Exercise materials START

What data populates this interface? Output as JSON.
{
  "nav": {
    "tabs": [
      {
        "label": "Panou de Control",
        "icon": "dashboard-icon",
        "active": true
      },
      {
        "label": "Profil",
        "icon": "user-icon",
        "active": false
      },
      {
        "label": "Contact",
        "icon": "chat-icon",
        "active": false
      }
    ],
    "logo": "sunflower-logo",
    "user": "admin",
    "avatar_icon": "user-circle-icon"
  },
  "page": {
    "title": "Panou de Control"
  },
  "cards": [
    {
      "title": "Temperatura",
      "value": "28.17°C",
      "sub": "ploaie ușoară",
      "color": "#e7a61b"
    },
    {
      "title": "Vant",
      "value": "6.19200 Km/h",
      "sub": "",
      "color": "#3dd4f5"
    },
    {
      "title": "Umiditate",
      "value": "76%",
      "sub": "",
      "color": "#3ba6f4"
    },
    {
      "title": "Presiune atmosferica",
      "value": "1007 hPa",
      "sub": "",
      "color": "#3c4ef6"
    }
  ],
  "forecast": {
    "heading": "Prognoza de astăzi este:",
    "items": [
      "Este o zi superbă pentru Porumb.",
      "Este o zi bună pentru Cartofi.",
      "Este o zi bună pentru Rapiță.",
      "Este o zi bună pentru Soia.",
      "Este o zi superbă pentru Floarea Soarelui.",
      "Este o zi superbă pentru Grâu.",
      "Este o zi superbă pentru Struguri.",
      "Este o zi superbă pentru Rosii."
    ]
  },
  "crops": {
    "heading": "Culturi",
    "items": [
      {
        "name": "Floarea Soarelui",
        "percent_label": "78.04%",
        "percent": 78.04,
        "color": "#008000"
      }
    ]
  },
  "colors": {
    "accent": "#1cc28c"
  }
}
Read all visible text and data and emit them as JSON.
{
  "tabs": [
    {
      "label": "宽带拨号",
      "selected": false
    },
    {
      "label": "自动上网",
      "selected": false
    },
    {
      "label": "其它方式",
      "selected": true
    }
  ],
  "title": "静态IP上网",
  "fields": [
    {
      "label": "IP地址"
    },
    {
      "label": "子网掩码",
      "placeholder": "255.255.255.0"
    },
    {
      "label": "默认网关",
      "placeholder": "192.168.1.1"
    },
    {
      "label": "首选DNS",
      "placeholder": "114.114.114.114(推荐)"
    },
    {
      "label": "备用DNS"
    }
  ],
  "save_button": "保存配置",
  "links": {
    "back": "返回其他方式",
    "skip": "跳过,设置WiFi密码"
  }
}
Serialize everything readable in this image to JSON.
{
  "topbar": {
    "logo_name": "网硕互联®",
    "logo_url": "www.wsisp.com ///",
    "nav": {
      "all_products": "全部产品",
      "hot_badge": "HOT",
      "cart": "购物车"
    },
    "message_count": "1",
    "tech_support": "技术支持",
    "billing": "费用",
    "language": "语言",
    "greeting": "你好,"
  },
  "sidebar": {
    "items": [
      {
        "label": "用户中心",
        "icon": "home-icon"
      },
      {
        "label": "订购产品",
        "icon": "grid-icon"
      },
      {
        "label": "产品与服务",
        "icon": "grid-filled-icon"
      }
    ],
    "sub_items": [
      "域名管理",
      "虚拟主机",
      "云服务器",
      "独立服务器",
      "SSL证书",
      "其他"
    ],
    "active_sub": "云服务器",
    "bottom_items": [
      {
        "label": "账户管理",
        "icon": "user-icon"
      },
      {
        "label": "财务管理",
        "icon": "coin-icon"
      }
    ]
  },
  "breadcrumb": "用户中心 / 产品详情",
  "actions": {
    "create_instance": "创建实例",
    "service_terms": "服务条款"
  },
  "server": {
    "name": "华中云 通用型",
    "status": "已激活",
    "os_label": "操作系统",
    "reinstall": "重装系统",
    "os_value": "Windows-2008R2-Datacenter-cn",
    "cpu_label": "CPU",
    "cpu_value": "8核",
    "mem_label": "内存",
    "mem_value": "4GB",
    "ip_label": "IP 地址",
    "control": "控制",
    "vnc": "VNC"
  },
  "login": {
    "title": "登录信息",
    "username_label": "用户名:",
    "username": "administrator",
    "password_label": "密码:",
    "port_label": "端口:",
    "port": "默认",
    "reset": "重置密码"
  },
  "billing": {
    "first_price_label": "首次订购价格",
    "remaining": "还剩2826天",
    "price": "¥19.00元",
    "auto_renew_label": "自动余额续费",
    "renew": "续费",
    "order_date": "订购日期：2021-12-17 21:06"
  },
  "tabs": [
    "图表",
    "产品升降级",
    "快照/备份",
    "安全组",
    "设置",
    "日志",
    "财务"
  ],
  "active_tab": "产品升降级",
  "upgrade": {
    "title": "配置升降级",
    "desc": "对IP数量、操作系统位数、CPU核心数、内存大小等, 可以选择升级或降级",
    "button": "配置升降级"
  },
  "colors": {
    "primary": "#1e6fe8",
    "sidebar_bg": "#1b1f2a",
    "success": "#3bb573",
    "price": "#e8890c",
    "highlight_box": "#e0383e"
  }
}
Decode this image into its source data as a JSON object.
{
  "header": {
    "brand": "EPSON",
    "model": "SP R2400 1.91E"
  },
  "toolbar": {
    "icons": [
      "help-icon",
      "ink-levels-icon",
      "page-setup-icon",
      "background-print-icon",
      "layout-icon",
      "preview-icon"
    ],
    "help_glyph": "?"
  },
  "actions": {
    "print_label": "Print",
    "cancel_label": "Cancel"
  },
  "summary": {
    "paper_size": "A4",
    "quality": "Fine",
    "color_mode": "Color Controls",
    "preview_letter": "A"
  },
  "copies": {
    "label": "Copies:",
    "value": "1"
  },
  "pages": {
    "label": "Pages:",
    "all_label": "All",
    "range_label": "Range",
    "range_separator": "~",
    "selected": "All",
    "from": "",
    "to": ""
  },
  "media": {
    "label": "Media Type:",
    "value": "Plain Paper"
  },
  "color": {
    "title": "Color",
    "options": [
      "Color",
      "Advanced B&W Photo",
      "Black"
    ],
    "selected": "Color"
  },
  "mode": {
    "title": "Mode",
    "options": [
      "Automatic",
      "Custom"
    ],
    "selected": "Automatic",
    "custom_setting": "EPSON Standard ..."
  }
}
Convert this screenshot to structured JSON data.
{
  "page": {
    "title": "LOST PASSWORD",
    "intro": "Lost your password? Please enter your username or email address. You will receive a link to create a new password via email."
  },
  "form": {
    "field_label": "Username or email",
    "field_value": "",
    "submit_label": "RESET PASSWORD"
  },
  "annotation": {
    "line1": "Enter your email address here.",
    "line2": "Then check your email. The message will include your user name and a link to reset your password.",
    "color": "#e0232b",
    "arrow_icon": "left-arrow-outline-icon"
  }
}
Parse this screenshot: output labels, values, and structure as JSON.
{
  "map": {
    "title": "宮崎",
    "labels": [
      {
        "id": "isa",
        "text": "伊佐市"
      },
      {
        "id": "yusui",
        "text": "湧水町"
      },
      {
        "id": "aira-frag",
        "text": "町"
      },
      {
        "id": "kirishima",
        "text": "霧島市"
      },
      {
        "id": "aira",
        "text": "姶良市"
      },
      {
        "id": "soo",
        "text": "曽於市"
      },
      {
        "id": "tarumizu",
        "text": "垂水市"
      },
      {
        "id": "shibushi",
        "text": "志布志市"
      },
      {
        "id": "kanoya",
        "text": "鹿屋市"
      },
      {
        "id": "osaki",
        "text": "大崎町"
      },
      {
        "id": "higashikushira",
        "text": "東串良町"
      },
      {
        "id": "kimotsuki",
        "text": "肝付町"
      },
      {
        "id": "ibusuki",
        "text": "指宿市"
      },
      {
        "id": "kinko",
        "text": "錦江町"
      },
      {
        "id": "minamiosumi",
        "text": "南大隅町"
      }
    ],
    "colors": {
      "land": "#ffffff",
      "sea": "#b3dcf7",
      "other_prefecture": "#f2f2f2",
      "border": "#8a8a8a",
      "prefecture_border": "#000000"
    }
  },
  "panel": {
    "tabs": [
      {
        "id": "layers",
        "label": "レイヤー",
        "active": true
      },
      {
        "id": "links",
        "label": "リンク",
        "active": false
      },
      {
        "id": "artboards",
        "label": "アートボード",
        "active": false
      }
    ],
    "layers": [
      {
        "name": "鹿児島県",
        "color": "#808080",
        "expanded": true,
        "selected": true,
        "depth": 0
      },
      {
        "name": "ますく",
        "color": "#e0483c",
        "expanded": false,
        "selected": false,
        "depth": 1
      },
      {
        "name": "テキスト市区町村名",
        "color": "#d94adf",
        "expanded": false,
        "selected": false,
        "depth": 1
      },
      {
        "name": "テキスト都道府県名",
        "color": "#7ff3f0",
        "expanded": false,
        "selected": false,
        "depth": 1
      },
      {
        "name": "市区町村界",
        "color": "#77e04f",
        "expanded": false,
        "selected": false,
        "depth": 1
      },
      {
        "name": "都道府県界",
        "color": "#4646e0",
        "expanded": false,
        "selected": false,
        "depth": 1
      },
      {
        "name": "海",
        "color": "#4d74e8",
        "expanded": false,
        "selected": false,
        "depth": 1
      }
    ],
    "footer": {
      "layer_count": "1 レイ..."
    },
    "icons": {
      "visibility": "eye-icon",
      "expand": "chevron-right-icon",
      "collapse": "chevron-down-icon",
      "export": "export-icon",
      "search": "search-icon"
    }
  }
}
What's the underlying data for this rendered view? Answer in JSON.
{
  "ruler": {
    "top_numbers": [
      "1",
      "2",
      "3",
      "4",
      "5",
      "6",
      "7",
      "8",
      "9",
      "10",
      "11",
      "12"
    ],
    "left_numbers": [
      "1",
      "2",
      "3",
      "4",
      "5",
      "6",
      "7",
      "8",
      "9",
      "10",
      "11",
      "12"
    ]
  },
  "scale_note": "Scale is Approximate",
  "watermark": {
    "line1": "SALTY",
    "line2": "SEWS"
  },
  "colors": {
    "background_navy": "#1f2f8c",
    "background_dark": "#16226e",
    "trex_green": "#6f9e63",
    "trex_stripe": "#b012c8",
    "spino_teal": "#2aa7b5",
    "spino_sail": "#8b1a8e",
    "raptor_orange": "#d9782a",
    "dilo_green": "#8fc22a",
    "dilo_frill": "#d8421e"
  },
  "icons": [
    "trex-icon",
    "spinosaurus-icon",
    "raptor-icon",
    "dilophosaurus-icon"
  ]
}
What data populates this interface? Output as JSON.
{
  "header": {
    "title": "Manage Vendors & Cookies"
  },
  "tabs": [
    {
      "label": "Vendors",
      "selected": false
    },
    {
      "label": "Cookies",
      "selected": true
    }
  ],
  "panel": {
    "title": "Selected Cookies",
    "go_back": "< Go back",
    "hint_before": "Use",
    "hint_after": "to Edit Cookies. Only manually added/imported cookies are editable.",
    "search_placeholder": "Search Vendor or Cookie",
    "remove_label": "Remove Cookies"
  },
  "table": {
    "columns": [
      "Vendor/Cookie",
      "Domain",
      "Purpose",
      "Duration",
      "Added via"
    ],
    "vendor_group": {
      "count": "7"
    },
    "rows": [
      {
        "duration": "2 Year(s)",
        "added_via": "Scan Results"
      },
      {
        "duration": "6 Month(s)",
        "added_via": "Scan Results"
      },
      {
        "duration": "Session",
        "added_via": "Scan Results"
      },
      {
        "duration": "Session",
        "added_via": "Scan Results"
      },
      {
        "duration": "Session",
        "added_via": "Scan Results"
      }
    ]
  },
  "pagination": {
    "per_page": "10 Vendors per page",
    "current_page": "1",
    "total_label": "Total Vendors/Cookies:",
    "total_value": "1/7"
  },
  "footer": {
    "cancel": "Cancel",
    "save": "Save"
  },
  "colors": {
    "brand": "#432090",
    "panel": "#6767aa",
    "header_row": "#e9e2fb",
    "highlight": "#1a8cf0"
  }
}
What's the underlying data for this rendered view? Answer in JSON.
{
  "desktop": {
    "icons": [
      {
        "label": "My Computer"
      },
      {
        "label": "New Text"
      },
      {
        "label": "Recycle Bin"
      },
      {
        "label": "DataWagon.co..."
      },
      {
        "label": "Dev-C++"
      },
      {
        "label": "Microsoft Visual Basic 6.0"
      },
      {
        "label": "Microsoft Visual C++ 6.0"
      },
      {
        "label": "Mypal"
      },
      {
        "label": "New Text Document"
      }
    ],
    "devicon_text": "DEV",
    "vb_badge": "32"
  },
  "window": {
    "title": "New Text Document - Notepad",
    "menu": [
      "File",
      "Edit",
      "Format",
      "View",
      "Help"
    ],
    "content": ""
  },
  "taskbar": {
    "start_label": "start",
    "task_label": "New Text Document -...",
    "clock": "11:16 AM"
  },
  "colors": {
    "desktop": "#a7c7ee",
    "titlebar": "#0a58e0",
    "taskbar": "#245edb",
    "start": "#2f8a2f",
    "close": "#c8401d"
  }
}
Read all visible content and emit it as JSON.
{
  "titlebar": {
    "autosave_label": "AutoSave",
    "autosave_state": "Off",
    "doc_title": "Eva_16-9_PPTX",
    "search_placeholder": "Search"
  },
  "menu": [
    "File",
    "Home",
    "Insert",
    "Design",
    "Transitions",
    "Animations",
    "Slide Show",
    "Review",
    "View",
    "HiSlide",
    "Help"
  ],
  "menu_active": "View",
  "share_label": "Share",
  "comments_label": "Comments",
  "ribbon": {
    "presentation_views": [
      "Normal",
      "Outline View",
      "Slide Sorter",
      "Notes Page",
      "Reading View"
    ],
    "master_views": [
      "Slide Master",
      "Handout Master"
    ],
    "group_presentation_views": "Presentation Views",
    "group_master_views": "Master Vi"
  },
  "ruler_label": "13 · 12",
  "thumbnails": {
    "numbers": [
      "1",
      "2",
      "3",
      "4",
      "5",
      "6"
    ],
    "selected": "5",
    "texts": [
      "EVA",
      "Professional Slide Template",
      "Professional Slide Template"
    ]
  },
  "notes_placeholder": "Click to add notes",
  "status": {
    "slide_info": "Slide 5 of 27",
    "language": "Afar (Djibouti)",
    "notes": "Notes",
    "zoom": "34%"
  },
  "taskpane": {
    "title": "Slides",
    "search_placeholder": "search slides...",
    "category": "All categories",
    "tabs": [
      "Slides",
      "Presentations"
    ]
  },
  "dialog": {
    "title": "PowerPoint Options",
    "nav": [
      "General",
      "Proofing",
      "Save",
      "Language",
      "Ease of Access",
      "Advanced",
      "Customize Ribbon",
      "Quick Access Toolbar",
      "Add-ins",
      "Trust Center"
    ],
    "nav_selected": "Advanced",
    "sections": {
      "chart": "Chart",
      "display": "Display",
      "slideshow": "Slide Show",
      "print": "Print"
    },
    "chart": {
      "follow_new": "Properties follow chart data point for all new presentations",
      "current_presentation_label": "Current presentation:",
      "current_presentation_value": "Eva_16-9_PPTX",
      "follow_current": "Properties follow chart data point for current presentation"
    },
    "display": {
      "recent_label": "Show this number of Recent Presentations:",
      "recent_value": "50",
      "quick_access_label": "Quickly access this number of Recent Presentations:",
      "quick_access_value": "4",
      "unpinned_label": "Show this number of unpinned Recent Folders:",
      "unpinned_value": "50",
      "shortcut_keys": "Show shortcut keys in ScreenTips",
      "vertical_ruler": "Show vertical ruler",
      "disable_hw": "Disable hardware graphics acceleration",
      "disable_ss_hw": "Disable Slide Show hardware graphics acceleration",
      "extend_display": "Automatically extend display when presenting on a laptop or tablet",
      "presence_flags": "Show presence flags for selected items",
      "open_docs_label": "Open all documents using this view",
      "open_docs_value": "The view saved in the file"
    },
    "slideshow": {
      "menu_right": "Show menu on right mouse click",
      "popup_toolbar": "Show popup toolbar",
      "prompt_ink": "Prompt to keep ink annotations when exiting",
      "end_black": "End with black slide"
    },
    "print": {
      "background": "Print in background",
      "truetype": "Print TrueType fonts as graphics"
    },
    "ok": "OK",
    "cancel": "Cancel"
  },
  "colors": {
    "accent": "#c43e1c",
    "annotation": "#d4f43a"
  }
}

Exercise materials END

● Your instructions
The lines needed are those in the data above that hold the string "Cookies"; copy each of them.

● Solution to the exercise
    "title": "Manage Vendors & Cookies"
      "label": "Cookies",
    "title": "Selected Cookies",
    "hint_after": "to Edit Cookies. Only manually added/imported cookies are editable.",
    "remove_label": "Remove Cookies"
    "total_label": "Total Vendors/Cookies:",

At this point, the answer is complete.